There are chances that Mira Nair doesn’t know who Kanti Shah is. There are also chances that if Mira Nair reads this article, she’ll guffaw and shake her head at the very notion of her name and Kanti Shah’s name being taken in the same sentence. But Bollywood being what it is, Kanti Shah once made a film named Kamjwala, that was completely based on Kamasutra. It’s another matter that Mira Nair’s film was highly controversial and heavily censored and nobody did a pipsqueak about Kanti Shah’s Kamjwala. So, without further ado, here’s what her Kamjwala was all about.
Kamjwala is the story of two women who have grown up together, one a daughter of the King and another her servant – or dasi. The two are good friends while growing up, but there is always that thing about one being a servant and the other being a princess. The princess is soon married off, but before the wedding ceremony, the prince is enamored with the servant and has sexual intercourse with her. Basically, Kaamjwala is faithful to the original Kamasutra but changes track when it wants to bring it to a mainstream end.
Let’s get it out there – the film’s a badly cobbled together script for Sapna to strut about in skimpy, medieval dresses that reveal more than all the scenes in the original Kamasutra – apart from the actual sexual intercourse scenes.
Kanti Shah knows what his USP is every other scene has Sapna in various stages of undress. The executive producer (if there was one) leaves things such as AC ducts, processed glass, mechanical clocks, wrought iron window frames in the frame – so it is difficult to say which century the film is set in.
What Kaamjwala doesn’t have is subtlety. While Nair took pains and the actors used acting chops to bring out aspects like feminine jealousy, class divide, misogny and such, Kaamjwala does it all with a background dialogue that tells the character’s thoughts. The teacher who teaches the art of Kamasutra literally moves about with a bound copy of the book that looks like it’s picked off the nearest stationery shop. The costumes are in all colours, but there are two similar factors – they are flashy and they are skimpy.
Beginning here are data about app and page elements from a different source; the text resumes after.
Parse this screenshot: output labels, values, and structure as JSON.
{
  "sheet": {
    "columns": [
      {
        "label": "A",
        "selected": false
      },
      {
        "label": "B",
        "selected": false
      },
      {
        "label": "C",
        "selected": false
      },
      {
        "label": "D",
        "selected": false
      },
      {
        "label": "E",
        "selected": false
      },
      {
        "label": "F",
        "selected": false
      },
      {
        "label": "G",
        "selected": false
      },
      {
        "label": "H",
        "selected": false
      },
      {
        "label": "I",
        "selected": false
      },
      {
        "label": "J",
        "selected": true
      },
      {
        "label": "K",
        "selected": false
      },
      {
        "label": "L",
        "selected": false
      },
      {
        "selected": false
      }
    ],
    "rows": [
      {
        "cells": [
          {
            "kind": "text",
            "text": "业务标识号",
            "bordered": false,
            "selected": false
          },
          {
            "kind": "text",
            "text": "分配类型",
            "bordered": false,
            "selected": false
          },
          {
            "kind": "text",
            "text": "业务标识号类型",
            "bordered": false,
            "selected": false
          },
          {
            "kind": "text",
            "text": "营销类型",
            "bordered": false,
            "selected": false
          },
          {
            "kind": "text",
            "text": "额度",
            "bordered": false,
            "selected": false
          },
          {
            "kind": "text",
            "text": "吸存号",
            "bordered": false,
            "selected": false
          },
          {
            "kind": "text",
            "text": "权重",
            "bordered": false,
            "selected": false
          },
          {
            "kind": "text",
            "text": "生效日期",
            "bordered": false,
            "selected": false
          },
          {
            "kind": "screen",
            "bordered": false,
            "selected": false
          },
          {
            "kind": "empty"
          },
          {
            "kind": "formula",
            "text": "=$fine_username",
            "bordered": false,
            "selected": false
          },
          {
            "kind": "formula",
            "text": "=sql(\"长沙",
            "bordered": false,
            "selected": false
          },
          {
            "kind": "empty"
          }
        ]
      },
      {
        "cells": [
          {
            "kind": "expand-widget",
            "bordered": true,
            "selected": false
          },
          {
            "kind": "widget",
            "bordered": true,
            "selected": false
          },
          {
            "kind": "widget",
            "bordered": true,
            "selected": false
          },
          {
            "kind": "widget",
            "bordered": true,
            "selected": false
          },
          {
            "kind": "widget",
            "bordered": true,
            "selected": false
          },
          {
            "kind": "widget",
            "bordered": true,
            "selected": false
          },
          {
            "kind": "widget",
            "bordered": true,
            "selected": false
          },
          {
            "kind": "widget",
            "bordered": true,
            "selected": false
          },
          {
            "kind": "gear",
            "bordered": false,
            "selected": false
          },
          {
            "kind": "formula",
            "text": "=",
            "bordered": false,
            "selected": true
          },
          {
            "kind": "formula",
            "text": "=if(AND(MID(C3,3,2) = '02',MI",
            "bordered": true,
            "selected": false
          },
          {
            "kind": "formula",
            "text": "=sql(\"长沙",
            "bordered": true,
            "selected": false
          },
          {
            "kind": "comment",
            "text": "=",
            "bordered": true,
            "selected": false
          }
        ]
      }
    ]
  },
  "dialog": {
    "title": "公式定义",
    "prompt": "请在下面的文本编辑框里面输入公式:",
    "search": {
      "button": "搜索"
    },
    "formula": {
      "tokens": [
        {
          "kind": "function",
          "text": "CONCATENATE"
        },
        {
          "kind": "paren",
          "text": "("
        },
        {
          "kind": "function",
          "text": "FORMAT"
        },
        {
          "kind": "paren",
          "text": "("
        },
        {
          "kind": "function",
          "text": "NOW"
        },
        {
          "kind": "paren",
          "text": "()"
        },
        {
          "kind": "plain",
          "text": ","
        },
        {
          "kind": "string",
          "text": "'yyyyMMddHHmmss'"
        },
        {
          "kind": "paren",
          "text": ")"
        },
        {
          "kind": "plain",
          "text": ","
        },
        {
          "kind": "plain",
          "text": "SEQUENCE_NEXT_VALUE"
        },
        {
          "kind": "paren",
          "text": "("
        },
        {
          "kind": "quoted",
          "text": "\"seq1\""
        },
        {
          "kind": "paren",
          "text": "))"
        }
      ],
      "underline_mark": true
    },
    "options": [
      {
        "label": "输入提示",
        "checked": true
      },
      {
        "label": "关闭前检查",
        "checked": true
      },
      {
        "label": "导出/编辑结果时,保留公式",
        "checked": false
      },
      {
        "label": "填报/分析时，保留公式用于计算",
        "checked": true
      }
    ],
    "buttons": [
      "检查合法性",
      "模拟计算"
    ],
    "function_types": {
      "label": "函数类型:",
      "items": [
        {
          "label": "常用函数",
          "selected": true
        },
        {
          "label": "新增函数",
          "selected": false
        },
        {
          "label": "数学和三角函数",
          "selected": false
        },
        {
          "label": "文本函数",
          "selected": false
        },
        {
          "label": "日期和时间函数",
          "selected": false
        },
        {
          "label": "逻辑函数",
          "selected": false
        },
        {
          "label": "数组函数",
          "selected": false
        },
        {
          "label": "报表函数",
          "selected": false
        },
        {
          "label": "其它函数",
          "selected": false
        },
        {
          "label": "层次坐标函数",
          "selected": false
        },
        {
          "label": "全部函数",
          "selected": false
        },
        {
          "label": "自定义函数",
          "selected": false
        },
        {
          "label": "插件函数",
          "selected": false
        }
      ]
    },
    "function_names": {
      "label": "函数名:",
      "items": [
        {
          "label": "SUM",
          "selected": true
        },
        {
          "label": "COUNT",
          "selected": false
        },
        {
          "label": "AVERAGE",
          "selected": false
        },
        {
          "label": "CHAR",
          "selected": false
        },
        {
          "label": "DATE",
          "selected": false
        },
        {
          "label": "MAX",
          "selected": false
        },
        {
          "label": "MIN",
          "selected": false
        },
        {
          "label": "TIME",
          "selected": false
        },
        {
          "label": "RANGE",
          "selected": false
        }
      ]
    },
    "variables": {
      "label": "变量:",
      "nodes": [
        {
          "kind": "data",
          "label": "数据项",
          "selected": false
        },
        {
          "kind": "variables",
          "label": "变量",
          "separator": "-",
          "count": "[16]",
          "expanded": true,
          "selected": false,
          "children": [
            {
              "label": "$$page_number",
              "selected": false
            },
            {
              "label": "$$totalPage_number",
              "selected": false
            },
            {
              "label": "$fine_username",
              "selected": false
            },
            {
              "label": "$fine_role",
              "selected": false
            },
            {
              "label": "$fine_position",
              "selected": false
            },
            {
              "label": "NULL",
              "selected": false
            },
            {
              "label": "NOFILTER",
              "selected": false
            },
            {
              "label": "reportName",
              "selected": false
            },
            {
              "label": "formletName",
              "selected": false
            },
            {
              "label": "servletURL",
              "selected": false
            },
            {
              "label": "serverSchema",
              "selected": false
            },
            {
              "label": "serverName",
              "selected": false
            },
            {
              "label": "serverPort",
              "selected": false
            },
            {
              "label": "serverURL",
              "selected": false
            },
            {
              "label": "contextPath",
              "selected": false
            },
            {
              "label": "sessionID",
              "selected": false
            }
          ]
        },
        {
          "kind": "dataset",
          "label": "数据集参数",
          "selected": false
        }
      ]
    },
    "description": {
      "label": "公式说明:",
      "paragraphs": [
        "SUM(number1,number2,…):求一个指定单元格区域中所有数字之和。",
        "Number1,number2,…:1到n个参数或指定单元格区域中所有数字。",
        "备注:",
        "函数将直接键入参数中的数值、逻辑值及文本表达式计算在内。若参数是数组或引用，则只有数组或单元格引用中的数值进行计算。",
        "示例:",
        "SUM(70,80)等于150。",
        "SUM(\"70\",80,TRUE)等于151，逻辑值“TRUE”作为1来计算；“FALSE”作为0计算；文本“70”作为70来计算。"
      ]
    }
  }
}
At SaamriCom, I usually stay way from smut cinema – simply because there’s so much it’d be impossible for one person to cover all of it, but Kaamjwala didn’t just interest me but intrigue me too. Here are two films based on the same concept – one of them never got a proper release in India because of frontal nudity.
While in Kaamjwala, Sapna is never fully clothed and her attire is more revealing than medieval. Kanti Shah has gone wild with this one, even the men are picturised in their ‘langots’. One of the scenes has Sapna partially nude, being massaged by a woman. Another scene has her make out with the female tutor who teaches her the Kamasutra. It’s amusing – and infuriating – as to how these scenes made the cut when these same ones caused controversy in another film. You can watch it over at YouTube: